And the bureau erred when it failed to tell Congress that McCabe had, as a result of the donations, decided to recuse himself from the law enforcement probe into Hillary Clinton’s use of a personal email account during her time as secretary of state, the report concluded.
“The apparent purpose of that recusal was to address allegations concerning the propriety of McCabe’s continued participation in the Clinton-related investigations, which would be used to undercut the FBI’s credibility,” the report states. “This purpose is generally accomplished by informing the public that McCabe was recused. However, the FBI did not publicize McCabe’s recusal.”
The admonishments leveled in the much-anticipated report on FBI missteps ahead of the 2016 election reflect a broad pattern the document, which is more critical of the bureau’s handling of McCabe’s recusal than it is of McCabe’s own decisions.
The DOJ inspector general found that McCabe “did what he was supposed to do” regarding a potential conflict of interest posed by his wife Jill’s Democratic bid for Virginia’s state Senate in 2015, seeking counsel from FBI ethics officials. The inspector general found that McCabe was not required by FBI rules to recuse from the investigation into Hillary Clinton, in which he played a supervisory role for much of 2016.
The report did, however, ding McCabe’s actions once he recused himself, saying he “did not fully comply” with his decision to step aside in three separate incidents.
But the document was harsher toward the FBI’s actions, concluding that an internal examination of public campaign donations to Jill McCabe’s campaign could have given the FBI an early warning of the political optics that prompted McCabe to remove himself from the investigation in October 2016.
McCabe eventually opted to recuse himself from the probe after a media report raised questions about nearly $700,000 in donations to his wife’s campaign from a PAC affiliated with Virginia Gov. Terry McAuliffe, a close Clinton ally, and the state’s Democratic Party. McCabe’s handling of that report partly sparked his firing by Attorney General Jeff Sessions in March and prompted a separate critical report from the inspector general in April.
However, even after McCabe decided to recuse himself, that decision was omitted from a response to Senate Judiciary Chairman Chuck Grassley (R-Iowa) in response to a letter inquiring about steps the FBI was taking to alleviate potential conflicts of interest in its investigation of Clinton’s private email server. That decision to hide the recusal from public release was not made “wisely,” the inspector general’s report found.

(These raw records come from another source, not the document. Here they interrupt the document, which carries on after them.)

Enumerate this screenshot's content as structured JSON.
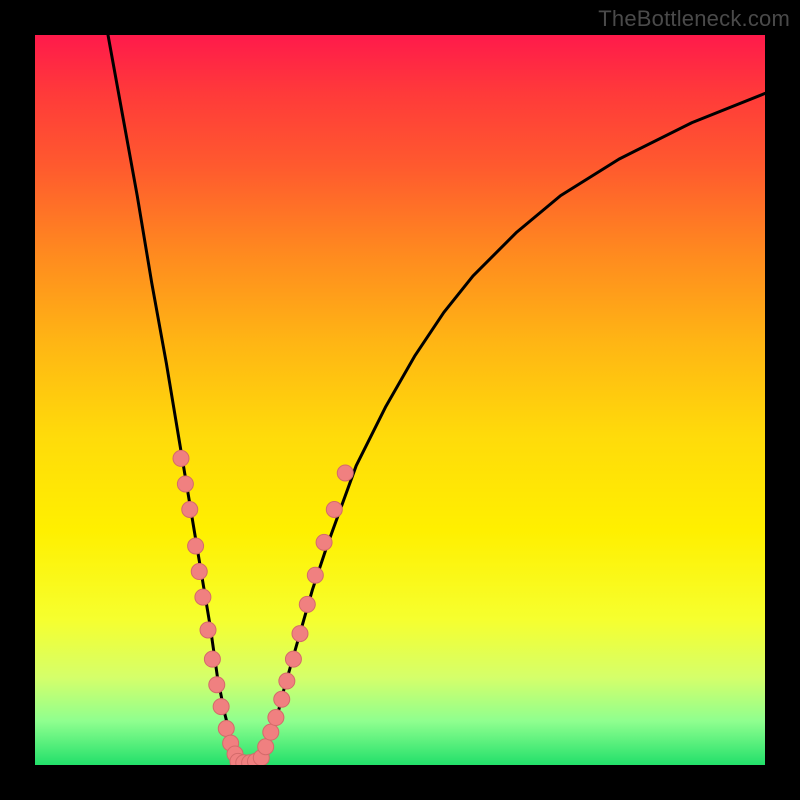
{
  "watermark": "TheBottleneck.com",
  "colors": {
    "curve_stroke": "#000000",
    "marker_fill": "#f08080",
    "marker_stroke": "#d46a6a"
  },
  "chart_data": {
    "type": "line",
    "title": "",
    "xlabel": "",
    "ylabel": "",
    "xlim": [
      0,
      100
    ],
    "ylim": [
      0,
      100
    ],
    "curve": {
      "x": [
        10,
        12,
        14,
        16,
        18,
        20,
        21,
        22,
        23,
        24,
        25,
        26,
        27,
        28,
        29,
        30,
        31,
        32,
        33,
        34,
        36,
        38,
        40,
        44,
        48,
        52,
        56,
        60,
        66,
        72,
        80,
        90,
        100
      ],
      "y": [
        100,
        89,
        78,
        66,
        55,
        43,
        37,
        31,
        25,
        19,
        12,
        7,
        3,
        1,
        0,
        0,
        1,
        3,
        6,
        10,
        17,
        24,
        30,
        41,
        49,
        56,
        62,
        67,
        73,
        78,
        83,
        88,
        92
      ]
    },
    "series": [
      {
        "name": "left-markers",
        "x": [
          20.0,
          20.6,
          21.2,
          22.0,
          22.5,
          23.0,
          23.7,
          24.3,
          24.9,
          25.5,
          26.2,
          26.8,
          27.4
        ],
        "y": [
          42.0,
          38.5,
          35.0,
          30.0,
          26.5,
          23.0,
          18.5,
          14.5,
          11.0,
          8.0,
          5.0,
          3.0,
          1.5
        ]
      },
      {
        "name": "bottom-markers",
        "x": [
          27.8,
          28.6,
          29.4,
          30.2,
          31.0
        ],
        "y": [
          0.5,
          0.3,
          0.3,
          0.5,
          1.0
        ]
      },
      {
        "name": "right-markers",
        "x": [
          31.6,
          32.3,
          33.0,
          33.8,
          34.5,
          35.4,
          36.3,
          37.3,
          38.4,
          39.6,
          41.0,
          42.5
        ],
        "y": [
          2.5,
          4.5,
          6.5,
          9.0,
          11.5,
          14.5,
          18.0,
          22.0,
          26.0,
          30.5,
          35.0,
          40.0
        ]
      }
    ]
  }
}
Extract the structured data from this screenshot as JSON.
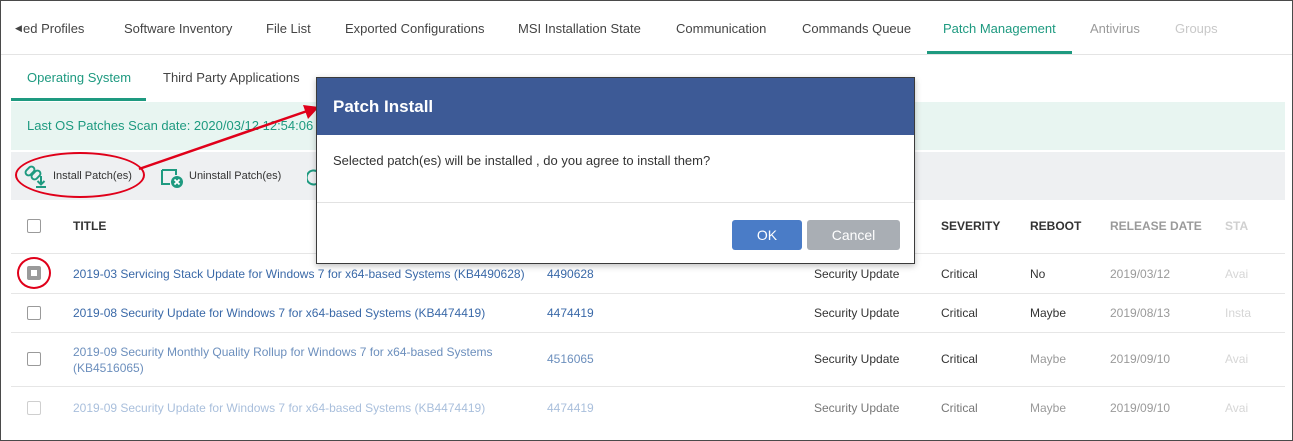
{
  "top_tabs": {
    "items": [
      {
        "label": "ed Profiles",
        "state": "normal"
      },
      {
        "label": "Software Inventory",
        "state": "normal"
      },
      {
        "label": "File List",
        "state": "normal"
      },
      {
        "label": "Exported Configurations",
        "state": "normal"
      },
      {
        "label": "MSI Installation State",
        "state": "normal"
      },
      {
        "label": "Communication",
        "state": "normal"
      },
      {
        "label": "Commands Queue",
        "state": "normal"
      },
      {
        "label": "Patch Management",
        "state": "active"
      },
      {
        "label": "Antivirus",
        "state": "faded"
      },
      {
        "label": "Groups",
        "state": "faded2"
      }
    ],
    "scroll_left_icon": "caret-left-icon"
  },
  "sub_tabs": {
    "items": [
      {
        "label": "Operating System",
        "state": "active"
      },
      {
        "label": "Third Party Applications",
        "state": "normal"
      }
    ]
  },
  "scan_bar": {
    "text": "Last OS Patches Scan date: 2020/03/12 12:54:06"
  },
  "toolbar": {
    "install_label": "Install Patch(es)",
    "install_icon": "install-patch-icon",
    "uninstall_label": "Uninstall Patch(es)",
    "uninstall_icon": "uninstall-patch-icon",
    "third_icon": "refresh-icon"
  },
  "table": {
    "headers": {
      "title": "TITLE",
      "severity": "SEVERITY",
      "reboot": "REBOOT",
      "release_date": "RELEASE DATE",
      "status": "STA"
    },
    "rows": [
      {
        "title": "2019-03 Servicing Stack Update for Windows 7 for x64-based Systems (KB4490628)",
        "kb": "4490628",
        "category": "Security Update",
        "severity": "Critical",
        "reboot": "No",
        "release_date": "2019/03/12",
        "status": "Avai",
        "checked": true
      },
      {
        "title": "2019-08 Security Update for Windows 7 for x64-based Systems (KB4474419)",
        "kb": "4474419",
        "category": "Security Update",
        "severity": "Critical",
        "reboot": "Maybe",
        "release_date": "2019/08/13",
        "status": "Insta",
        "checked": false
      },
      {
        "title": "2019-09 Security Monthly Quality Rollup for Windows 7 for x64-based Systems (KB4516065)",
        "kb": "4516065",
        "category": "Security Update",
        "severity": "Critical",
        "reboot": "Maybe",
        "release_date": "2019/09/10",
        "status": "Avai",
        "checked": false
      },
      {
        "title": "2019-09 Security Update for Windows 7 for x64-based Systems (KB4474419)",
        "kb": "4474419",
        "category": "Security Update",
        "severity": "Critical",
        "reboot": "Maybe",
        "release_date": "2019/09/10",
        "status": "Avai",
        "checked": false
      }
    ]
  },
  "modal": {
    "title": "Patch Install",
    "message": "Selected patch(es) will be installed , do you agree to install them?",
    "ok_label": "OK",
    "cancel_label": "Cancel"
  },
  "colors": {
    "accent": "#1e9a80",
    "modal_header": "#3d5a96",
    "ok_button": "#4a7cc7",
    "cancel_button": "#a9aeb4",
    "annotation": "#e0001a",
    "link": "#3a69a8"
  }
}
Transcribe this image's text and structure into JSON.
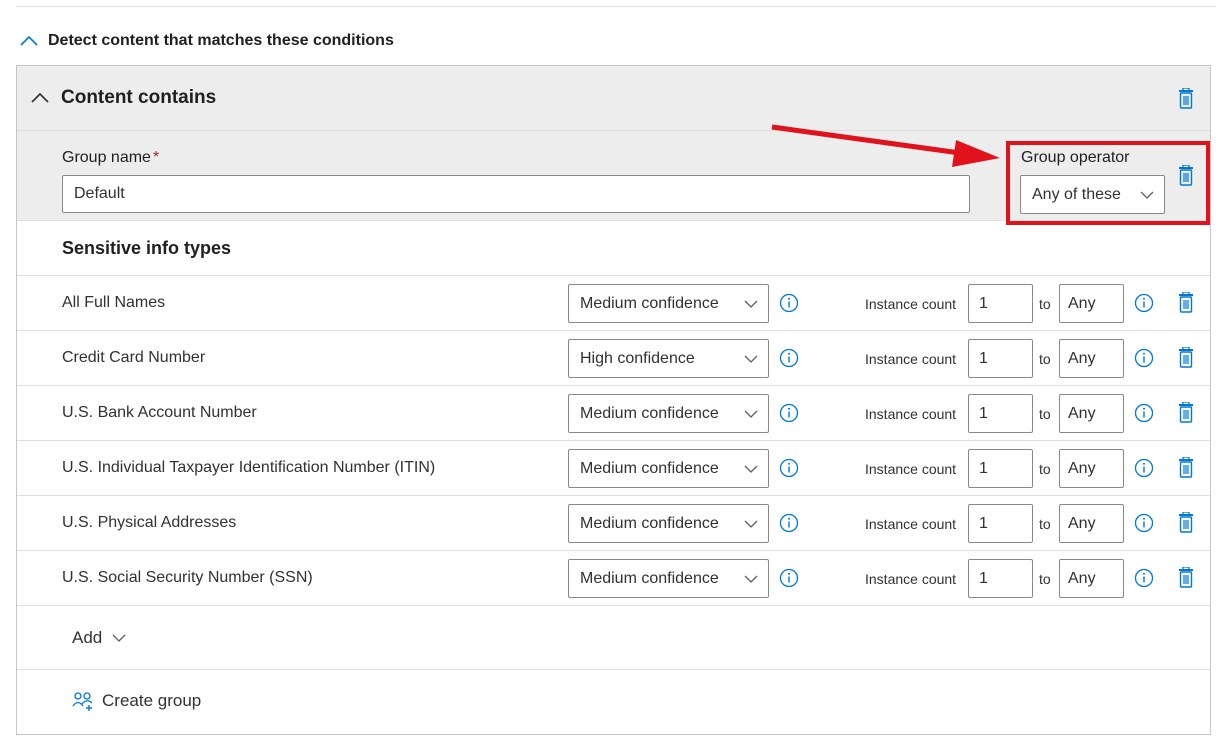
{
  "section": {
    "title": "Detect content that matches these conditions"
  },
  "content_contains": {
    "title": "Content contains"
  },
  "group": {
    "name_label": "Group name",
    "required_mark": "*",
    "name_value": "Default",
    "operator_label": "Group operator",
    "operator_value": "Any of these"
  },
  "sensitive_info": {
    "header": "Sensitive info types",
    "instance_label": "Instance count",
    "to_label": "to",
    "rows": [
      {
        "name": "All Full Names",
        "confidence": "Medium confidence",
        "min": "1",
        "max": "Any"
      },
      {
        "name": "Credit Card Number",
        "confidence": "High confidence",
        "min": "1",
        "max": "Any"
      },
      {
        "name": "U.S. Bank Account Number",
        "confidence": "Medium confidence",
        "min": "1",
        "max": "Any"
      },
      {
        "name": "U.S. Individual Taxpayer Identification Number (ITIN)",
        "confidence": "Medium confidence",
        "min": "1",
        "max": "Any"
      },
      {
        "name": "U.S. Physical Addresses",
        "confidence": "Medium confidence",
        "min": "1",
        "max": "Any"
      },
      {
        "name": "U.S. Social Security Number (SSN)",
        "confidence": "Medium confidence",
        "min": "1",
        "max": "Any"
      }
    ]
  },
  "actions": {
    "add_label": "Add",
    "create_group_label": "Create group"
  },
  "icons": {
    "collapse": "chevron-up-icon",
    "delete": "trash-icon",
    "info": "info-icon",
    "dropdown": "chevron-down-icon",
    "group": "people-add-icon"
  },
  "colors": {
    "accent": "#0078d4",
    "highlight": "#e0131d",
    "required": "#a4262c",
    "header_bg": "#ededed"
  }
}
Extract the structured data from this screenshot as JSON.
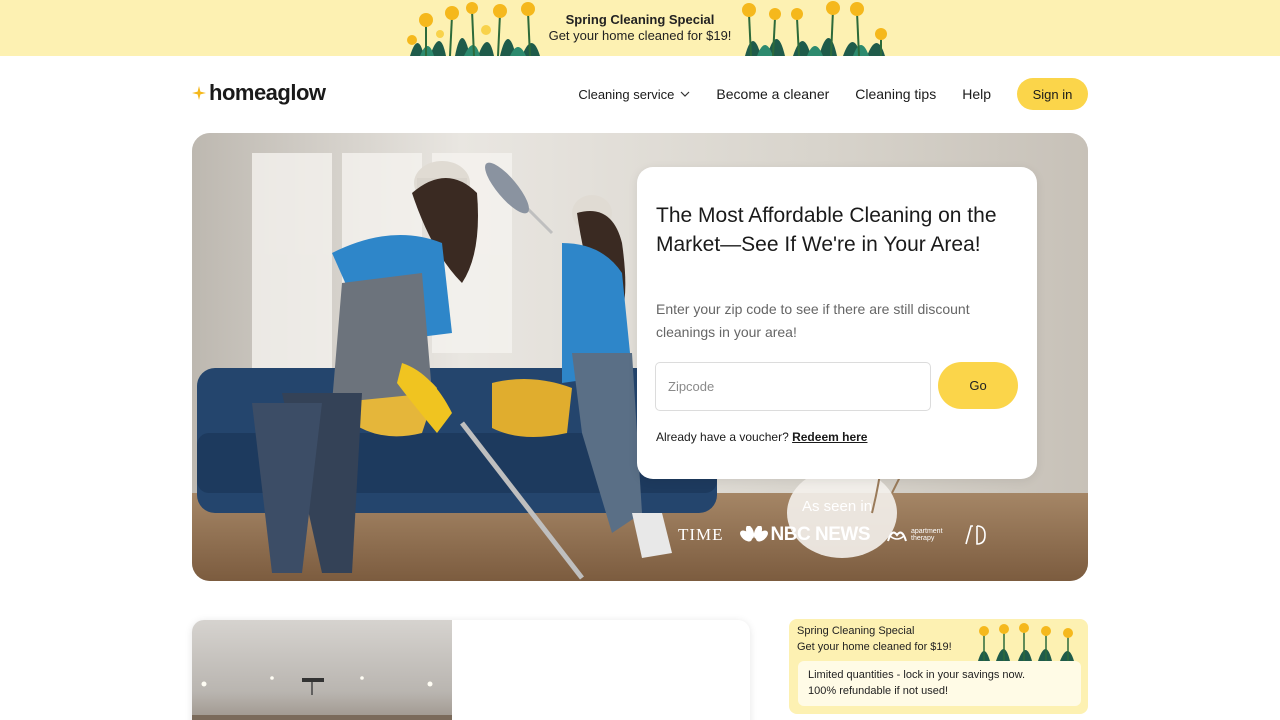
{
  "promo": {
    "title": "Spring Cleaning Special",
    "subtitle": "Get your home cleaned for $19!"
  },
  "header": {
    "logo_text": "homeaglow",
    "nav": [
      "Cleaning service",
      "Become a cleaner",
      "Cleaning tips",
      "Help"
    ],
    "signin_label": "Sign in"
  },
  "hero": {
    "heading": "The Most Affordable Cleaning on the Market—See If We're in Your Area!",
    "description": "Enter your zip code to see if there are still discount cleanings in your area!",
    "zip_placeholder": "Zipcode",
    "zip_value": "",
    "go_label": "Go",
    "voucher_text": "Already have a voucher?",
    "voucher_link": "Redeem here",
    "as_seen_in": "As seen in",
    "press": {
      "time": "TIME",
      "nbc": "NBC NEWS",
      "at_line1": "apartment",
      "at_line2": "therapy"
    }
  },
  "special_card": {
    "title": "Spring Cleaning Special",
    "subtitle": "Get your home cleaned for $19!",
    "line1": "Limited quantities - lock in your savings now.",
    "line2": "100% refundable if not used!"
  },
  "colors": {
    "accent": "#fbd54a",
    "banner_bg": "#fdf1b2",
    "text": "#1a1a1a"
  }
}
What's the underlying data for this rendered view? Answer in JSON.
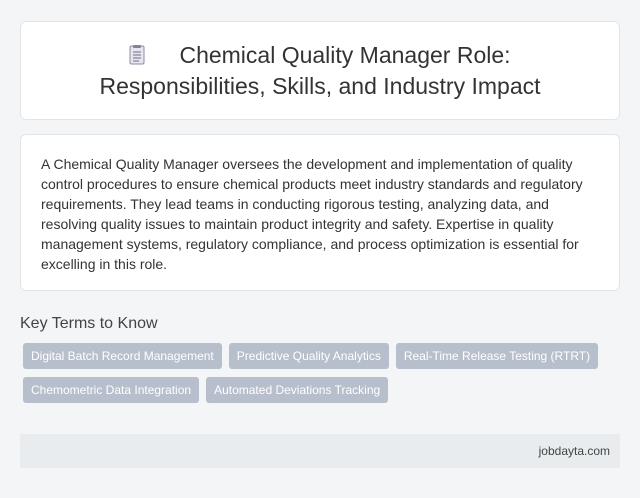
{
  "header": {
    "icon": "document-icon",
    "title": "Chemical Quality Manager Role: Responsibilities, Skills, and Industry Impact"
  },
  "description": {
    "text": "A Chemical Quality Manager oversees the development and implementation of quality control procedures to ensure chemical products meet industry standards and regulatory requirements. They lead teams in conducting rigorous testing, analyzing data, and resolving quality issues to maintain product integrity and safety. Expertise in quality management systems, regulatory compliance, and process optimization is essential for excelling in this role."
  },
  "key_terms": {
    "heading": "Key Terms to Know",
    "tags": [
      "Digital Batch Record Management",
      "Predictive Quality Analytics",
      "Real-Time Release Testing (RTRT)",
      "Chemometric Data Integration",
      "Automated Deviations Tracking"
    ]
  },
  "footer": {
    "site": "jobdayta.com"
  },
  "colors": {
    "background": "#f4f5f6",
    "card": "#ffffff",
    "tag": "#b8bfcc",
    "footer": "#e8ecee"
  }
}
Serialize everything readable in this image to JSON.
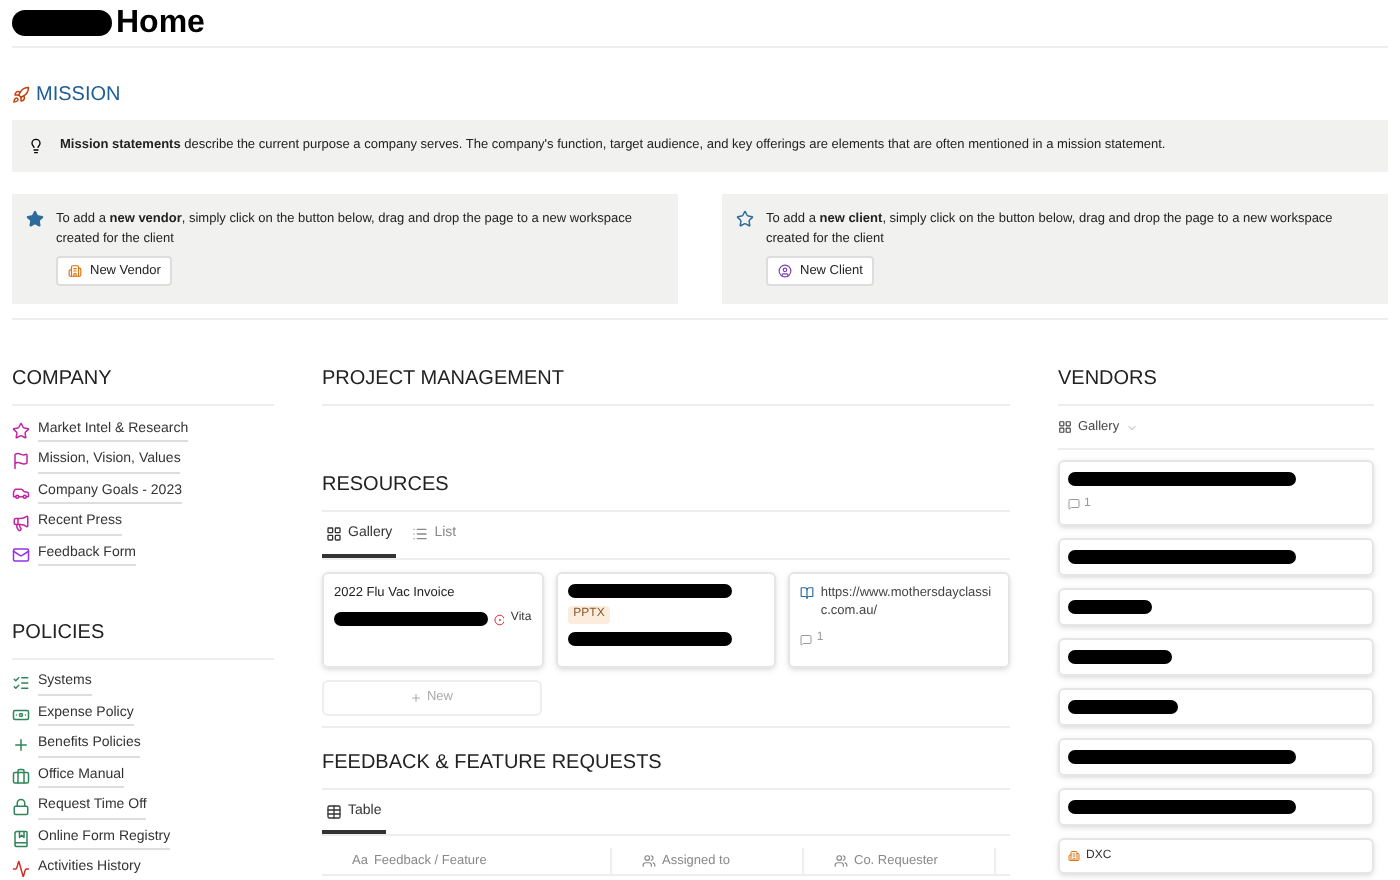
{
  "page": {
    "title": "Home"
  },
  "mission": {
    "heading": "MISSION",
    "callout": "**Mission statements** describe the current purpose a company serves. The company's function, target audience, and key offerings are elements that are often mentioned in a mission statement."
  },
  "add_callouts": [
    {
      "text": "To add a **new vendor**, simply click on the button below, drag and drop the page to a new workspace created for the client",
      "button": "New Vendor",
      "kind": "vendor"
    },
    {
      "text": "To add a **new client**, simply click on the button below, drag and drop the page to a new workspace created for the client",
      "button": "New Client",
      "kind": "client"
    }
  ],
  "company": {
    "heading": "COMPANY",
    "items": [
      "Market Intel & Research",
      "Mission, Vision, Values",
      "Company Goals - 2023",
      "Recent Press",
      "Feedback Form"
    ]
  },
  "policies": {
    "heading": "POLICIES",
    "items": [
      "Systems",
      "Expense Policy",
      "Benefits Policies",
      "Office Manual",
      "Request Time Off",
      "Online Form Registry",
      "Activities History"
    ]
  },
  "project_management": {
    "heading": "PROJECT MANAGEMENT"
  },
  "resources": {
    "heading": "RESOURCES",
    "tabs": [
      {
        "label": "Gallery",
        "selected": true
      },
      {
        "label": "List",
        "selected": false
      }
    ],
    "cards": [
      {
        "kind": "invoice",
        "title": "2022 Flu Vac Invoice",
        "tag": "Vita"
      },
      {
        "kind": "file",
        "tag": "PPTX"
      },
      {
        "kind": "link",
        "title": "https://www.mothersdayclassic.com.au/",
        "comments": "1"
      }
    ],
    "new_button": "New"
  },
  "feedback": {
    "heading": "FEEDBACK & FEATURE REQUESTS",
    "tabs": [
      {
        "label": "Table",
        "selected": true
      }
    ],
    "columns": [
      {
        "icon": "Aa",
        "label": "Feedback / Feature"
      },
      {
        "label": "Assigned to"
      },
      {
        "label": "Co. Requester"
      }
    ]
  },
  "vendors": {
    "heading": "VENDORS",
    "view": "Gallery",
    "cards": [
      {
        "kind": "redacted",
        "comments": "1"
      },
      {
        "kind": "redacted"
      },
      {
        "kind": "redacted"
      },
      {
        "kind": "redacted"
      },
      {
        "kind": "redacted"
      },
      {
        "kind": "redacted"
      },
      {
        "kind": "redacted"
      },
      {
        "kind": "named",
        "title": "DXC"
      }
    ]
  }
}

Further information about McCabe’s recusal from ongoing FBI investigations is not included in the publicly released version of Thursday’s report but instead is contained in a separate “law enforcement sensitive” version, a decision that McCabe’s lawyer blasted on Thursday.
McCabe counsel Michael Bromwich said in a statement that he had asked the inspector general’s office “not to go down this road” of omitting recusal-related information from the report “because of the unfounded doubts and confusion that would be created.”
“The explanations we were given for the last minute course correction, which we found completely unconvincing, center on the need to protect the confidentiality of a law enforcement matter that has in fact been publicly known for many years,” said Bromwich, himself a former DOJ inspector general.